Understanding the Nigerian Emergency Management System: A Key to Improving Preparedness.
By ucfbjuu, on 16 June 2017
Nigeria has over the years, been challenged with human induced disasters unlike other parts of the world that have faced the challenge of natural hazards. Reports revealed that between July 2013 and March 2016, Lagos state alone recorded four major cases of building collapses with around 122 dead and several injured. Between September 2013 and March 2014, Nigeria recorded three major stampedes with 96 dead and several injured (Okoli and Nnorom 2014). Moreover, the frequency of power failures in Nigeria has escalated to the level that even the presidential villa has mandated the 24-hour use of generators to provide continued energy in the state house, Aso Villa.
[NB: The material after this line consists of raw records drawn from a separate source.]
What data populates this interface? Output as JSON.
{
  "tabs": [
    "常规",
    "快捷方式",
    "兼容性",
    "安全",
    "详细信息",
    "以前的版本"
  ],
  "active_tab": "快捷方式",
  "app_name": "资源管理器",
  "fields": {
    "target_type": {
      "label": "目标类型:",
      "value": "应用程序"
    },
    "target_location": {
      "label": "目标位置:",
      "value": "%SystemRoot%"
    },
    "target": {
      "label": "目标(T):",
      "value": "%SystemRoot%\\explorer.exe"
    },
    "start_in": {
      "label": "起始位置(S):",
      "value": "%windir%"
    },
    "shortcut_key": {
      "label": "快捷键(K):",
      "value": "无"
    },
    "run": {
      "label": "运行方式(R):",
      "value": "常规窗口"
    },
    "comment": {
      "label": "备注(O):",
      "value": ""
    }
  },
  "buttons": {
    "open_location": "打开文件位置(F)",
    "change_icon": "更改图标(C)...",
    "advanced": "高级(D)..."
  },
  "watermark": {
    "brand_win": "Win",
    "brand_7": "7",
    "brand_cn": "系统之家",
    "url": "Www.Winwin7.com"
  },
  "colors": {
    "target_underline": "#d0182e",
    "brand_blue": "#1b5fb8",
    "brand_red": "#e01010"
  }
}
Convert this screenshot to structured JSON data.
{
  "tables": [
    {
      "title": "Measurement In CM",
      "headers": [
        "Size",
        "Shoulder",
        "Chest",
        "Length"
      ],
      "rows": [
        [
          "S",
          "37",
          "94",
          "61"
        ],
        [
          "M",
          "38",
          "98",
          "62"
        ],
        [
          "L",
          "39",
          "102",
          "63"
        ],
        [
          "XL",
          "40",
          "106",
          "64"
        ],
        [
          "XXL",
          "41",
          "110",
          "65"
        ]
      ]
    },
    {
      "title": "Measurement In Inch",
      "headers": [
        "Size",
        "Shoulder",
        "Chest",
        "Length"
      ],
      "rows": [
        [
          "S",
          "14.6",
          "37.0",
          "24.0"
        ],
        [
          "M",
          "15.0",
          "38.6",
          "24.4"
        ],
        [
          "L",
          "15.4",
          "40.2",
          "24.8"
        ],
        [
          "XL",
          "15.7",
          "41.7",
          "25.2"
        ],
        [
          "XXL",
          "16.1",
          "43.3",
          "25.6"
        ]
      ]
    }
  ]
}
The increasing frequency of human induced disasters in Nigeria is becoming so alarming that urgent need for preparedness to improve response when disaster strikes is required. This requires adequate knowledge about the system to determine its capability and areas that need urgent attention.
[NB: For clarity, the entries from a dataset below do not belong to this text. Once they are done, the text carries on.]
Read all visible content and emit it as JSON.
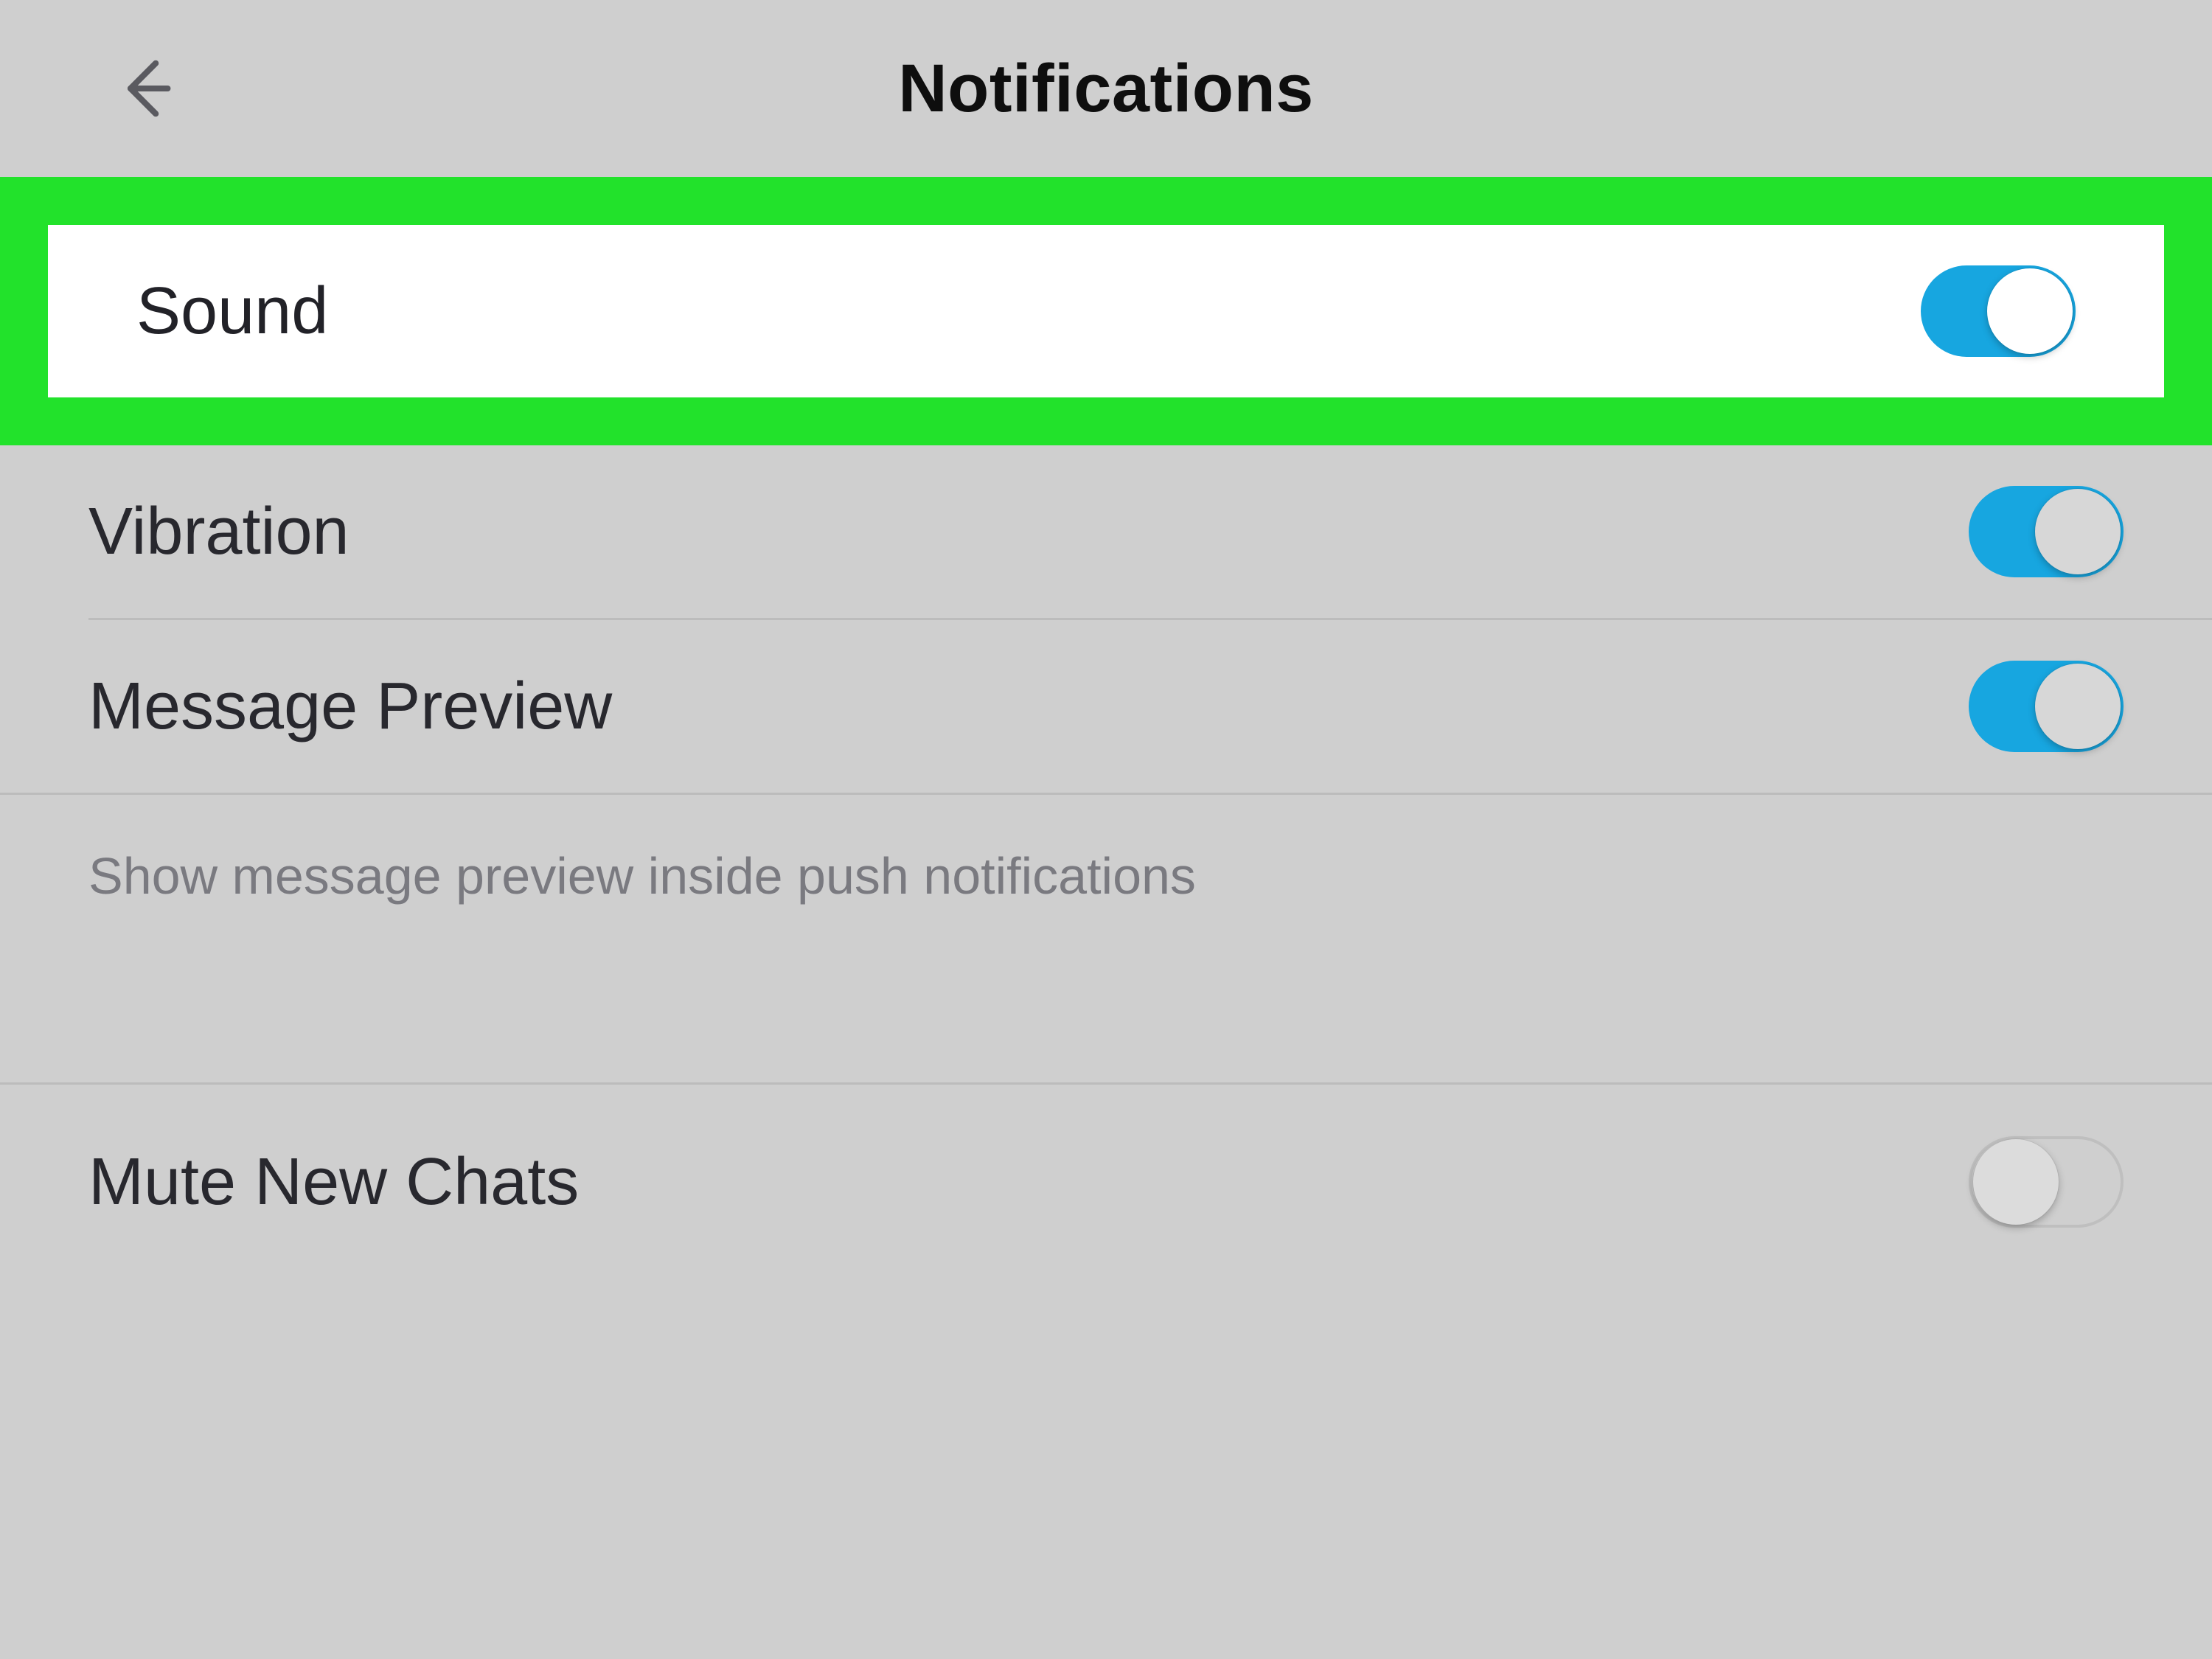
{
  "header": {
    "title": "Notifications"
  },
  "rows": {
    "sound": {
      "label": "Sound",
      "on": true
    },
    "vibration": {
      "label": "Vibration",
      "on": true
    },
    "message_preview": {
      "label": "Message Preview",
      "on": true
    },
    "mute_new_chats": {
      "label": "Mute New Chats",
      "on": false
    }
  },
  "helper": {
    "preview": "Show message preview inside push notifications"
  },
  "colors": {
    "highlight": "#22e22b",
    "toggle_on": "#17a6e0",
    "page_bg_dimmed": "#cfcfcf"
  }
}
In line with the UCL Grand Challenges initiative, I embarked on a research fieldtrip to Nigeria in May 2017 to conduct a survey as a part of my PhD at the IRDR. The aim was to meet and discuss with a number of relevant emergency response organisations, and obtain some crucial information about emergency management activities to develop a framework to improve emergency response in Nigeria.
The survey was conducted at a number of institutions, including the National Emergency Management Agency (NEMA), the Federal Ministry of Health (FMOH), the Federal Road Safety Corps (FRSC), the Nigeria Security and Civil Defence Corps (NSCDC), the Nigeria Police Force (NPF) and the national hospital (NH). All of these constitute key emergency response organisations in Nigeria, and the survey gathered valuable information regarding emergency communication, resource availability, staffing and training.
Initial evidencesuggests that inadequate funding, inadequate resources, insufficient training, lack of incentives, poverty, marginalisation and lack of political will are the major factors that affect emergency response activities in Nigeria.